Tunisia: Journalists prosecuted for criticizing conduct of security forces
The convictions of two journalists for criticizing a violent raid by security forces on their family home in Tozeur must be overturned, said Amnesty International ahead of their appeal tomorrow.
The two journalists have experienced constant harassment from the security forces who regularly raid their home, purportedly to search for their brother who is suspected of having extreme religious views.
Salam Malik, president of the Tunisian Union for Media Association and director of the radio station "Djerid FM", was sentenced to six months in prison by a court in Tozeur on Wednesday 10 May. His sister, Salwa Malik, director of programming at the radio station, received a six month suspended sentence the same day.
“Salam and Salwa Malik are being punished for criticizing the conduct of the security forces. Peacefully expressing your opposition to harassment and intimidation at the hands of security forces is not a crime. These convictions should be quashed,” said Heba Morayef, North Africa Research Director at Amnesty International.

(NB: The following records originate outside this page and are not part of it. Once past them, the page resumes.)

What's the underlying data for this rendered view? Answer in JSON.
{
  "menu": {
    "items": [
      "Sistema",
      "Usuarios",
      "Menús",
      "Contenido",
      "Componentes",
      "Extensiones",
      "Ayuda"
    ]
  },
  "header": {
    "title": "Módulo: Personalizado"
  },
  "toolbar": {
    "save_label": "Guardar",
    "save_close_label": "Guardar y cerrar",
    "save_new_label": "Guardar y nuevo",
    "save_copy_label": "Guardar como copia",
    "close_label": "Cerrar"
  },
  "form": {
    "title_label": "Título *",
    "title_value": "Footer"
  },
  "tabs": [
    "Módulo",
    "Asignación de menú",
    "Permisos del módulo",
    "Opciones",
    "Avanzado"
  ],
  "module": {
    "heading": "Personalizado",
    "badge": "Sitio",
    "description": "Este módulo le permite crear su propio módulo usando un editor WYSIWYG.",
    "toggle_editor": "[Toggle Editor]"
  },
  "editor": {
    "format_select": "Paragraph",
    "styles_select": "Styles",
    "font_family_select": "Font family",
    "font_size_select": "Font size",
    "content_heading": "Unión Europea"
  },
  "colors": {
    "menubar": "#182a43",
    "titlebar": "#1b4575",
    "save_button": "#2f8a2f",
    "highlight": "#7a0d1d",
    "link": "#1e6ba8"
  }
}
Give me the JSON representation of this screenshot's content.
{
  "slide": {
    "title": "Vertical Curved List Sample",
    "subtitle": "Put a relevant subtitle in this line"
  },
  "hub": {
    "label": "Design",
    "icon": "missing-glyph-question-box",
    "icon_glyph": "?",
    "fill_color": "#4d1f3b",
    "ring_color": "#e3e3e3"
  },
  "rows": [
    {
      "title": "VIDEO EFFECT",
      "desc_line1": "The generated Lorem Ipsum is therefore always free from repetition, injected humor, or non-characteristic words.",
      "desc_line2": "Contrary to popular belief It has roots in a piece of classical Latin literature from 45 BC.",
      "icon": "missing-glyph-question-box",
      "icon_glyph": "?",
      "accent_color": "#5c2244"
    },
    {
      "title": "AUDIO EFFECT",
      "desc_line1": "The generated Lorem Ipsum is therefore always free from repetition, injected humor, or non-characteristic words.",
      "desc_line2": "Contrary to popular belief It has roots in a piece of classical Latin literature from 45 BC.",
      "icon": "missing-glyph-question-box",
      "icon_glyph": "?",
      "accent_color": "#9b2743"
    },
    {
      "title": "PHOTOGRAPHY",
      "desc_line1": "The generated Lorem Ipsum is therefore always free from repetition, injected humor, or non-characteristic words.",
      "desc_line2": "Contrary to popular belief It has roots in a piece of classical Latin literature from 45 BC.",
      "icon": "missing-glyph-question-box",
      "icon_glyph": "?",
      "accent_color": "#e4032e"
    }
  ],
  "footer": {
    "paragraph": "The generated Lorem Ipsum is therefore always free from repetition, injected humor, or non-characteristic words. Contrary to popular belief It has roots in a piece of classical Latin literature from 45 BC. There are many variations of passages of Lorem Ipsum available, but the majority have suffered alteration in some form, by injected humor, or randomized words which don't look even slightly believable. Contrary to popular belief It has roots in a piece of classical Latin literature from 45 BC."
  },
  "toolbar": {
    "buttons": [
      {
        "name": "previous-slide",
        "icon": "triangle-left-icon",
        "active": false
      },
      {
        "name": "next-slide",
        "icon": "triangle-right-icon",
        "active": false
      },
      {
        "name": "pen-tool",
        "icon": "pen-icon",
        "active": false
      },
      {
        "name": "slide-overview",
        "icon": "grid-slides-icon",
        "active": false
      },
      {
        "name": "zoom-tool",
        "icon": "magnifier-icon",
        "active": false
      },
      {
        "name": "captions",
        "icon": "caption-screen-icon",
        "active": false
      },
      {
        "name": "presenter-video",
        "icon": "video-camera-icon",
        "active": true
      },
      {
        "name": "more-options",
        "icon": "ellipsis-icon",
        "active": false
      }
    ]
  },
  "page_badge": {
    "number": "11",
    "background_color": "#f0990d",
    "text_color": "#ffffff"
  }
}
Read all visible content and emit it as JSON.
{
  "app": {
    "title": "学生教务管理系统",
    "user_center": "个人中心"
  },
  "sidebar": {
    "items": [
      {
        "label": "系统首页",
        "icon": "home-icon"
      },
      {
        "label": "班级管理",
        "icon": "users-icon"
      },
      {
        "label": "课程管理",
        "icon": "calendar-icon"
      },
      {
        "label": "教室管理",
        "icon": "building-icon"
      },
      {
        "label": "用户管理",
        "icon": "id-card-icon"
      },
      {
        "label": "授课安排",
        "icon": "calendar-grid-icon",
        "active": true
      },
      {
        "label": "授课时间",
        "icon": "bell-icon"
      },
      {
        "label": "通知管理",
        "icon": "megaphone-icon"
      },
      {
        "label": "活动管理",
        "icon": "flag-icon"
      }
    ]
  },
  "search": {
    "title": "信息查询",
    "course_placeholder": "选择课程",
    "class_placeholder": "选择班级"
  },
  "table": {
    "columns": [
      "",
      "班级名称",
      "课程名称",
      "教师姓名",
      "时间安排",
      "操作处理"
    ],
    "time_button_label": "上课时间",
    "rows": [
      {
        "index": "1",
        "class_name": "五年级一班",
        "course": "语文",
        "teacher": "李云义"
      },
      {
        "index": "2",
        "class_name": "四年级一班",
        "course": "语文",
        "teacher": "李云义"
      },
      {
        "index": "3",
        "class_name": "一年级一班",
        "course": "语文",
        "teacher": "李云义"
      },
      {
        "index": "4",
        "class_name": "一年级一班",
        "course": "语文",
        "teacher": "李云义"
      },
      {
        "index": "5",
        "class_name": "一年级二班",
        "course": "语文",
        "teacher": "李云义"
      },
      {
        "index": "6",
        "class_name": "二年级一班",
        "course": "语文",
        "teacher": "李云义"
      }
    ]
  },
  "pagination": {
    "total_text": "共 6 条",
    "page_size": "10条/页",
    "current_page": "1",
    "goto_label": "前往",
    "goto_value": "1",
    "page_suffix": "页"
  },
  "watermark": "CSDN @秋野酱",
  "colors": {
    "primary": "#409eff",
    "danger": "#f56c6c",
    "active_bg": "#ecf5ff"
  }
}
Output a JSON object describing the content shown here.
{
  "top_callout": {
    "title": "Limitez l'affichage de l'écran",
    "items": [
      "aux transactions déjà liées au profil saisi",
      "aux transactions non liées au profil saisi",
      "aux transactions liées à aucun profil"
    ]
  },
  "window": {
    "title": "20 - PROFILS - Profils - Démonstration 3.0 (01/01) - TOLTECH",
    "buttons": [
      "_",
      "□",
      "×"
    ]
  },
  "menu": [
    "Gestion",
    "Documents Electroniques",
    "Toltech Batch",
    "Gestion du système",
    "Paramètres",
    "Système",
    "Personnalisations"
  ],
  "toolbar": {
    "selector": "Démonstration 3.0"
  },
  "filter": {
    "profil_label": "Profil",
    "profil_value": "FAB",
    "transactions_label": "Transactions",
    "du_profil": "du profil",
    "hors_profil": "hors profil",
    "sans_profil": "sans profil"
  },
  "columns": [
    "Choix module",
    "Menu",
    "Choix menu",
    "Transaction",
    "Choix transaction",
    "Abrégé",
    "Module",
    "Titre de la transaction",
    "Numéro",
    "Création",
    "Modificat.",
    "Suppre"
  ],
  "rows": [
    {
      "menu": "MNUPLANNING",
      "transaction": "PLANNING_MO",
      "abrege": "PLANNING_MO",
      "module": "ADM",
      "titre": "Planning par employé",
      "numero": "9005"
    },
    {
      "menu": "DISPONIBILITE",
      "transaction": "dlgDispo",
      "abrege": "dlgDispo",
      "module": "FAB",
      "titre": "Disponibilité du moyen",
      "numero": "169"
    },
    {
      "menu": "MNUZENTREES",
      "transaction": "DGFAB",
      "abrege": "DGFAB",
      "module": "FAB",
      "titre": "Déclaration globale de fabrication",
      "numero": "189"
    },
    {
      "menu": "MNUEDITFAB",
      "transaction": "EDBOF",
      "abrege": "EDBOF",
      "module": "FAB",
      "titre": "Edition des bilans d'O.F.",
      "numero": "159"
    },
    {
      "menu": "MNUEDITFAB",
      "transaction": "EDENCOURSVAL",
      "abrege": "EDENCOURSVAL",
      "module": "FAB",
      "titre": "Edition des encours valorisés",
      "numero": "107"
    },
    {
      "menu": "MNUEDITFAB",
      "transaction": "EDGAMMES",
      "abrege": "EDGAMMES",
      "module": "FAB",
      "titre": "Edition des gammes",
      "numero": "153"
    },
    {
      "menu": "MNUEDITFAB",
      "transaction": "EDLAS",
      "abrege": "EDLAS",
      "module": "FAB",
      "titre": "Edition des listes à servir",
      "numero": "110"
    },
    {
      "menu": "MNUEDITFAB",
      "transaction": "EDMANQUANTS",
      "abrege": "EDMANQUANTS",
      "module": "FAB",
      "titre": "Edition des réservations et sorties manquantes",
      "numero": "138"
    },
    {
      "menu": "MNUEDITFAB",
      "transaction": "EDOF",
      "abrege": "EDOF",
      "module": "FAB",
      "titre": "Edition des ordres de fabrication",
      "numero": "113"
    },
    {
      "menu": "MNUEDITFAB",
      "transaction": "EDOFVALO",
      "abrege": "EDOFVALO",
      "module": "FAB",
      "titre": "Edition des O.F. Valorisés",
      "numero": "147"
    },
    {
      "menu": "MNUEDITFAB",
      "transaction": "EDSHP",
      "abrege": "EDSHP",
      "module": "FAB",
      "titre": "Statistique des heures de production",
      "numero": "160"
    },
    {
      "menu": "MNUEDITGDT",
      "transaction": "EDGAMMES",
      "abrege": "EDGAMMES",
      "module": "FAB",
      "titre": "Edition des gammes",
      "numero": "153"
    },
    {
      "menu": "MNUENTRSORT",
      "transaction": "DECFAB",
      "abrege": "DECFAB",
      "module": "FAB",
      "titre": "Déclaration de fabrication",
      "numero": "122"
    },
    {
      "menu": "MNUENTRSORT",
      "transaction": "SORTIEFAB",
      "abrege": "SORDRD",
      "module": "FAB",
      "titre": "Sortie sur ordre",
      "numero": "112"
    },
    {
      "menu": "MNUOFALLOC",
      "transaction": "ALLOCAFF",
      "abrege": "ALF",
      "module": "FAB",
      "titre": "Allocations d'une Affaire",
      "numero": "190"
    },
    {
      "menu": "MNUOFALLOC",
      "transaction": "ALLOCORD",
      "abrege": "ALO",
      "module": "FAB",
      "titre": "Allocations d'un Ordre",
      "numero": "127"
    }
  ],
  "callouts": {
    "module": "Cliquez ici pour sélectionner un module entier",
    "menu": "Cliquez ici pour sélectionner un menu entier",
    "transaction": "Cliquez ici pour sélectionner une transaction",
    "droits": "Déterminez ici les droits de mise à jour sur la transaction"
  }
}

“The Tunisian authorities have a history of harassing family members of suspects and violently storming their homes. Instead of lashing out against victims who file complaints, the authorities should focus their efforts on investigating these abuses.”
Peacefully expressing your opposition to harassment and intimidation at the hands of security forces is not a crime
Six armed members of the security forces raided Salam and Salwa Malik’s family home at noon on 7 February 2017 in search of their brother, who is suspected by the police of affiliating with extremist religious groups. Salwa Malik, her mother and 11-year-old nephew were present when the officers arrived. She described to Amnesty International how she protested against the security forces’ aggressive conduct after one of police officers threatened her young nephew at gunpoint when he tried to film the raid with his tablet. “If you don’t put it down I’ll blow it up,” the officer said, terrifying her nephew.
Salam Malik arrived during the raid to find six officers searching the house and also began to complain to the officersabout the violent manner in which the raid was being carried out and the family’s repeated harassment by security forces.
Later that day, the police officers who conducted the raid filed a complaint against Salam and Salwa Malik claiming that they had disrupted their work and insulted them. The pair were later convicted of “insulting a public servant while they are performing their duties”, an offence punishable by up to a year imprisonment and a fine of 120 Tunisian dinars (US$49).
The officers who conducted the raid on their home and filed the complaint were the same officers who later summoned them for interrogation in relation to this case.
In November 2014, their brother was detained for 16 months without charge before he was eventually released in February 2016 without being convicted. Since then, security forces have carried out repeated raids on the Malik’s home.
Salwa Malik said police had carried out repeated raids on the house in recent months but each time left without finding anything. She said that the recurrent raids placed the entire family under tremendous pressure and caused them to be stigmatized. “We are tired of this harassment, we want the violations to stop,” she said.
Amnesty International’s February 2017 report documented a recurrent pattern of abuses by security forces including arbitrary arrests, unnecessary and excessive use of force during house raids, torture, arbitrary restrictions on travel and harassment of family members of suspects.
“The security forces in Tozeur should not be allowed to further intimidate family members by bringing charges against the very people they are harassing and using the courts to cover their tracks. Victims need to feel that the justice system will bring them some redress,” said Heba Morayef.